Quoth Howard Beale
The 1976 movie “Network” featured Peter Finch in the role of Howard Beale, a TV news anchor whose show is beset by declining viewership. Howard eventually comes back to win the ratings contest by, among other things, encouraging his listeners to stick their heads out their windows and shout: “I’m as mad as hell, and I’m not going to take this anymore!”
I’m writing this article about a month after the 2012 elections and Congress is returning to Washington (I almost said returning to work). Its members must now find a way to cooperate with the President in resolving the expiration of the Bush-era tax cuts, the approaching borrowing limit and the concept of a balanced budget, i.e. “the fiscal cliff”. During the campaign, positions were presented as absolutes and compromise was off the table. None of those extreme stances have a chance of being enacted but current headlines suggest that some sort of a deal may be possible. Of course, there’s still significant posturing going on so I’ve begun to wonder if anything at all will accomplished.

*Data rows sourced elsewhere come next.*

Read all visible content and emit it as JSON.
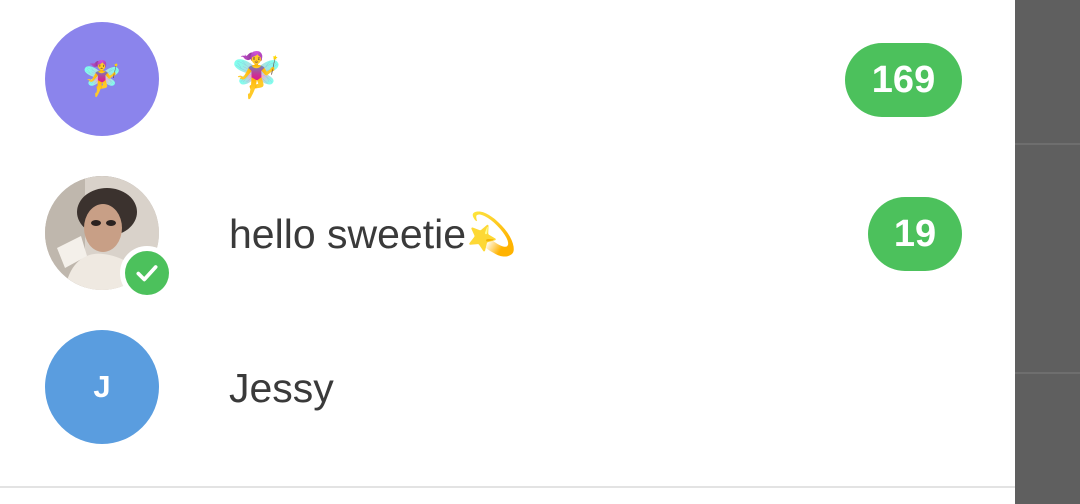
{
  "chats": [
    {
      "title": "🧚‍♀️",
      "avatar": {
        "type": "emoji",
        "content": "🧚‍♀️",
        "color": "#8b84ec"
      },
      "unread": "169"
    },
    {
      "title": "hello sweetie💫",
      "avatar": {
        "type": "photo",
        "verified": true
      },
      "unread": "19"
    },
    {
      "title": "Jessy",
      "avatar": {
        "type": "letter",
        "content": "J",
        "color": "#5a9ddf"
      },
      "unread": ""
    }
  ],
  "colors": {
    "badge": "#4cc15c",
    "text": "#3a3a3a",
    "scrim": "#5f5f5f"
  }
}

Balancing the budget to avoid the legally required sequestration will not be easy. To accomplish it, benefits will have to be reduced, tax rates increased or tax breaks limited; probably some combination of all the above. How do you suppose home sales might react to the end of the mortgage interest deduction? Or churches and charities to a limit on deductions? Or any worker to higher taxes? Or any unemployed person to the loss of food stamps? If you’d like an unbiased look at the various options take a look at this Wall Street Journal article from November 30th.
I’ve always believed it’s the responsibility of this practice to deal with the facts with which we are presented. That means sometimes we’re the bearers of good news and other times not. Budget decisions are not easy to make under the best of circumstances and Congress has an unfortunate tendency to postpone them by simply changing the law to suit its current whim. In today’s increasingly polarized political climate, consensus is going to be harder to achieve than ever and I fear yet another delay. In fact, making decisions is the basic job of our elected officials. We send them to Washington to deal with the facts as they find them and come up with a workable solution.

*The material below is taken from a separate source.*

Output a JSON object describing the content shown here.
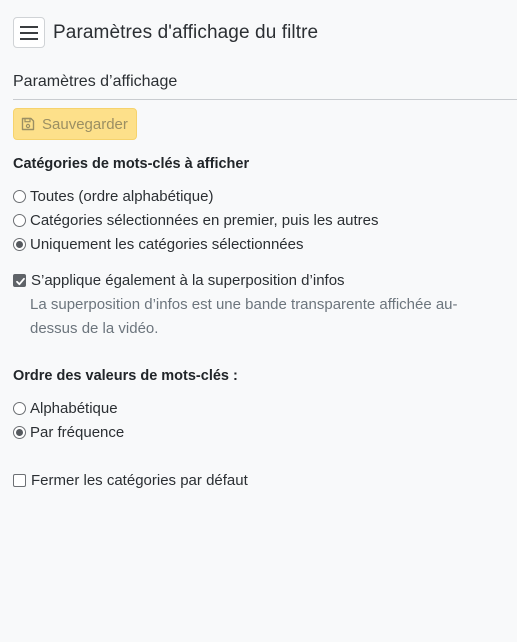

The invaluable Gallup organization has been tracking our citizens’ satisfaction with their elected officials for many years. Here’s a graph showing Congressional approval ratings since 2004:
Obviously, you can see the trend but I wonder if any members of Congress are paying attention?
I have long time friends who say they’ve never seen me mad, let alone “as mad as hell”. It’s always been my way to think carefully and act slowly but I close this article wondering if some sort of display of anger hasn’t become warranted. How much longer can we wait for our legislative and executive branches work together for the benefit of all? Or, more to the point, will we cast our collective votes to send this group back for another term?
Quoth the raven: Nevermore.